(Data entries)
[Start of Attachment]

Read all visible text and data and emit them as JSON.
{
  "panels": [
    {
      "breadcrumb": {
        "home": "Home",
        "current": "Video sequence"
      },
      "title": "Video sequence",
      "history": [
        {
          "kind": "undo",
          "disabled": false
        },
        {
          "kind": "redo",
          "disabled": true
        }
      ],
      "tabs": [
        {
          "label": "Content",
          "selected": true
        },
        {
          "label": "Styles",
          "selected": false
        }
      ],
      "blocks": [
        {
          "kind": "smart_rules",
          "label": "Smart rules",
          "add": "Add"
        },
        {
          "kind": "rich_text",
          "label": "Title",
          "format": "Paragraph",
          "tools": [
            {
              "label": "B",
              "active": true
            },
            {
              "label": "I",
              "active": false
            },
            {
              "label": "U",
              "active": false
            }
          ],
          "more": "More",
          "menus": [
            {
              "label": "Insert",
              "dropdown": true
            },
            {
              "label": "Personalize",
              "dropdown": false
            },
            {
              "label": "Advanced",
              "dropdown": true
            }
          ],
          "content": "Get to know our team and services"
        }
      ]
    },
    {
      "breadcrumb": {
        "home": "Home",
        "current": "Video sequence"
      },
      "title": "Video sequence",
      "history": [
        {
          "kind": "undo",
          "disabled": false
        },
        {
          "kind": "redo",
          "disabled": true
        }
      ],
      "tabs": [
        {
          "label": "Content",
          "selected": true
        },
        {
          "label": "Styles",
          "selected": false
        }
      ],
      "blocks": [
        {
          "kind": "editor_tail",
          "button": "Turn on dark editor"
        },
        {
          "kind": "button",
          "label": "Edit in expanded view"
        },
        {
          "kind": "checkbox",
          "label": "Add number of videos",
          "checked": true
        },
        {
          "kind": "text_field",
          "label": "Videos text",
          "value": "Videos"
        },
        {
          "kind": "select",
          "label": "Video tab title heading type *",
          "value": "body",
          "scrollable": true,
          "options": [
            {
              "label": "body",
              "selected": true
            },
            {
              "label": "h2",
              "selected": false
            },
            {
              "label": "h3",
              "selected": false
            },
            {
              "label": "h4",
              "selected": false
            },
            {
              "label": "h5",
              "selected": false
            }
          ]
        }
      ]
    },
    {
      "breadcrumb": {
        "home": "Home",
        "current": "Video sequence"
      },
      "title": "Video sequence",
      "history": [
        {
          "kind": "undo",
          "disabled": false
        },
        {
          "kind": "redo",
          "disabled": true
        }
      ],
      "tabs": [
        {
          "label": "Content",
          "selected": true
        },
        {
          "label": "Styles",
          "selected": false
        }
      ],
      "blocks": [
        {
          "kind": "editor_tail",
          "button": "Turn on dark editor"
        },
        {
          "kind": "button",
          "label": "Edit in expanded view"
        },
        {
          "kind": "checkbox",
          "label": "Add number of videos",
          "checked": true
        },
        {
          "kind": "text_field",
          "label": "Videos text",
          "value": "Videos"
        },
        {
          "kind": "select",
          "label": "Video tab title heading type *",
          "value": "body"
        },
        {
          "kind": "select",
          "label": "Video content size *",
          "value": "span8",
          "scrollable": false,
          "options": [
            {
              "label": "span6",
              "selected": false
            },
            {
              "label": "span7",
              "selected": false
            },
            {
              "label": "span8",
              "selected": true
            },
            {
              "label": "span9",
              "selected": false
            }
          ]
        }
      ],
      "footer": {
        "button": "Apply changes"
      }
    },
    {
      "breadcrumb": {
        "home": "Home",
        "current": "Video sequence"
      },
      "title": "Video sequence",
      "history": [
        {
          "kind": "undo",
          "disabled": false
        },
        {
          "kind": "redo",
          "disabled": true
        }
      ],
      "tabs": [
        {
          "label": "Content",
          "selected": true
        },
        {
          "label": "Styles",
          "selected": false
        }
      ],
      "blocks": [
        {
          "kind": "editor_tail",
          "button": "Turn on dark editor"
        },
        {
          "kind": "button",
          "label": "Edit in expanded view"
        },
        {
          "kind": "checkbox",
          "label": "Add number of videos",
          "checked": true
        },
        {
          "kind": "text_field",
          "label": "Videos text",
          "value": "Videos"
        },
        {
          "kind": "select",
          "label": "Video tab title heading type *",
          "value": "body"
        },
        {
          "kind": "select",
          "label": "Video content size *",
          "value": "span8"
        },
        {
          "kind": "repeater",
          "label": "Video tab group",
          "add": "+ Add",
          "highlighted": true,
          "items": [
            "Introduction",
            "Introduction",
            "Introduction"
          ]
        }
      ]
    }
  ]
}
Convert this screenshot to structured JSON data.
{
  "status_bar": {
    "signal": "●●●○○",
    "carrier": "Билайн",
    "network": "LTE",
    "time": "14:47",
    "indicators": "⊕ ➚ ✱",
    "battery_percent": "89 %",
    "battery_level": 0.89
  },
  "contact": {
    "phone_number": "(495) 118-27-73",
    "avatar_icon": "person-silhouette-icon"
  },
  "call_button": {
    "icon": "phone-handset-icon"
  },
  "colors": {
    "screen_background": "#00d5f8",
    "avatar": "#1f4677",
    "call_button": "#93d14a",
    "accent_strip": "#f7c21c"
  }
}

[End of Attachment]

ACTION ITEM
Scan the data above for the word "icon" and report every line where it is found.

EXERCISE OUTPUT
    "avatar_icon": "person-silhouette-icon"
    "icon": "phone-handset-icon"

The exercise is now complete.